Repeat the records below verbatim, and do not copy their pictures.

[Interface dataset entries]
====
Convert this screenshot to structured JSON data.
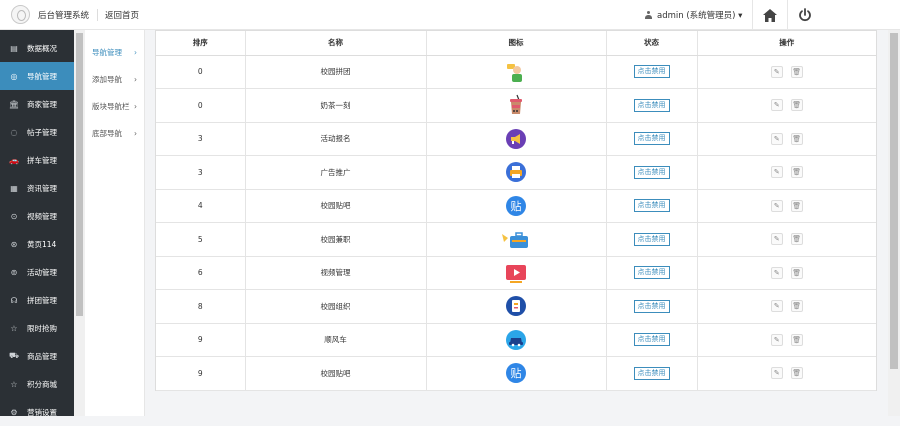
{
  "header": {
    "app_title": "后台管理系统",
    "back_label": "返回首页",
    "user_label": "admin (系统管理员) ▾"
  },
  "sidebar": {
    "items": [
      {
        "label": "数据概况",
        "icon": "dashboard-icon"
      },
      {
        "label": "导航管理",
        "icon": "compass-icon",
        "active": true
      },
      {
        "label": "商家管理",
        "icon": "bank-icon"
      },
      {
        "label": "帖子管理",
        "icon": "comment-icon"
      },
      {
        "label": "拼车管理",
        "icon": "car-icon"
      },
      {
        "label": "资讯管理",
        "icon": "news-icon"
      },
      {
        "label": "视频管理",
        "icon": "play-icon"
      },
      {
        "label": "黄页114",
        "icon": "phonebook-icon"
      },
      {
        "label": "活动管理",
        "icon": "activity-icon"
      },
      {
        "label": "拼团管理",
        "icon": "group-icon"
      },
      {
        "label": "限时抢购",
        "icon": "star-icon"
      },
      {
        "label": "商品管理",
        "icon": "cart-icon"
      },
      {
        "label": "积分商城",
        "icon": "star-icon"
      },
      {
        "label": "营销设置",
        "icon": "settings-icon"
      }
    ]
  },
  "submenu": {
    "items": [
      {
        "label": "导航管理",
        "active": true
      },
      {
        "label": "添加导航"
      },
      {
        "label": "版块导航栏"
      },
      {
        "label": "底部导航"
      }
    ]
  },
  "table": {
    "columns": [
      "排序",
      "名称",
      "图标",
      "状态",
      "操作"
    ],
    "rows": [
      {
        "sort": "0",
        "name": "校园拼团",
        "icon": "group-buy-icon",
        "status": "点击禁用"
      },
      {
        "sort": "0",
        "name": "奶茶一刻",
        "icon": "milk-tea-icon",
        "status": "点击禁用"
      },
      {
        "sort": "3",
        "name": "活动报名",
        "icon": "megaphone-icon",
        "status": "点击禁用"
      },
      {
        "sort": "3",
        "name": "广告推广",
        "icon": "printer-icon",
        "status": "点击禁用"
      },
      {
        "sort": "4",
        "name": "校园贴吧",
        "icon": "post-bar-icon",
        "status": "点击禁用"
      },
      {
        "sort": "5",
        "name": "校园兼职",
        "icon": "briefcase-icon",
        "status": "点击禁用"
      },
      {
        "sort": "6",
        "name": "视频管理",
        "icon": "video-icon",
        "status": "点击禁用"
      },
      {
        "sort": "8",
        "name": "校园组织",
        "icon": "organization-icon",
        "status": "点击禁用"
      },
      {
        "sort": "9",
        "name": "顺风车",
        "icon": "carpool-icon",
        "status": "点击禁用"
      },
      {
        "sort": "9",
        "name": "校园贴吧",
        "icon": "post-bar-icon",
        "status": "点击禁用"
      }
    ],
    "post_bar_glyph": "贴"
  },
  "colors": {
    "accent": "#3c8dbc",
    "sidebar_bg": "#2b3035"
  }
}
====
◆ Response to this exercise
Convert this screenshot to structured JSON data.
{
  "header": {
    "app_title": "后台管理系统",
    "back_label": "返回首页",
    "user_label": "admin (系统管理员) ▾"
  },
  "sidebar": {
    "items": [
      {
        "label": "数据概况",
        "icon": "dashboard-icon"
      },
      {
        "label": "导航管理",
        "icon": "compass-icon",
        "active": true
      },
      {
        "label": "商家管理",
        "icon": "bank-icon"
      },
      {
        "label": "帖子管理",
        "icon": "comment-icon"
      },
      {
        "label": "拼车管理",
        "icon": "car-icon"
      },
      {
        "label": "资讯管理",
        "icon": "news-icon"
      },
      {
        "label": "视频管理",
        "icon": "play-icon"
      },
      {
        "label": "黄页114",
        "icon": "phonebook-icon"
      },
      {
        "label": "活动管理",
        "icon": "activity-icon"
      },
      {
        "label": "拼团管理",
        "icon": "group-icon"
      },
      {
        "label": "限时抢购",
        "icon": "star-icon"
      },
      {
        "label": "商品管理",
        "icon": "cart-icon"
      },
      {
        "label": "积分商城",
        "icon": "star-icon"
      },
      {
        "label": "营销设置",
        "icon": "settings-icon"
      }
    ]
  },
  "submenu": {
    "items": [
      {
        "label": "导航管理",
        "active": true
      },
      {
        "label": "添加导航"
      },
      {
        "label": "版块导航栏"
      },
      {
        "label": "底部导航"
      }
    ]
  },
  "table": {
    "columns": [
      "排序",
      "名称",
      "图标",
      "状态",
      "操作"
    ],
    "rows": [
      {
        "sort": "0",
        "name": "校园拼团",
        "icon": "group-buy-icon",
        "status": "点击禁用"
      },
      {
        "sort": "0",
        "name": "奶茶一刻",
        "icon": "milk-tea-icon",
        "status": "点击禁用"
      },
      {
        "sort": "3",
        "name": "活动报名",
        "icon": "megaphone-icon",
        "status": "点击禁用"
      },
      {
        "sort": "3",
        "name": "广告推广",
        "icon": "printer-icon",
        "status": "点击禁用"
      },
      {
        "sort": "4",
        "name": "校园贴吧",
        "icon": "post-bar-icon",
        "status": "点击禁用"
      },
      {
        "sort": "5",
        "name": "校园兼职",
        "icon": "briefcase-icon",
        "status": "点击禁用"
      },
      {
        "sort": "6",
        "name": "视频管理",
        "icon": "video-icon",
        "status": "点击禁用"
      },
      {
        "sort": "8",
        "name": "校园组织",
        "icon": "organization-icon",
        "status": "点击禁用"
      },
      {
        "sort": "9",
        "name": "顺风车",
        "icon": "carpool-icon",
        "status": "点击禁用"
      },
      {
        "sort": "9",
        "name": "校园贴吧",
        "icon": "post-bar-icon",
        "status": "点击禁用"
      }
    ],
    "post_bar_glyph": "贴"
  },
  "colors": {
    "accent": "#3c8dbc",
    "sidebar_bg": "#2b3035"
  }
}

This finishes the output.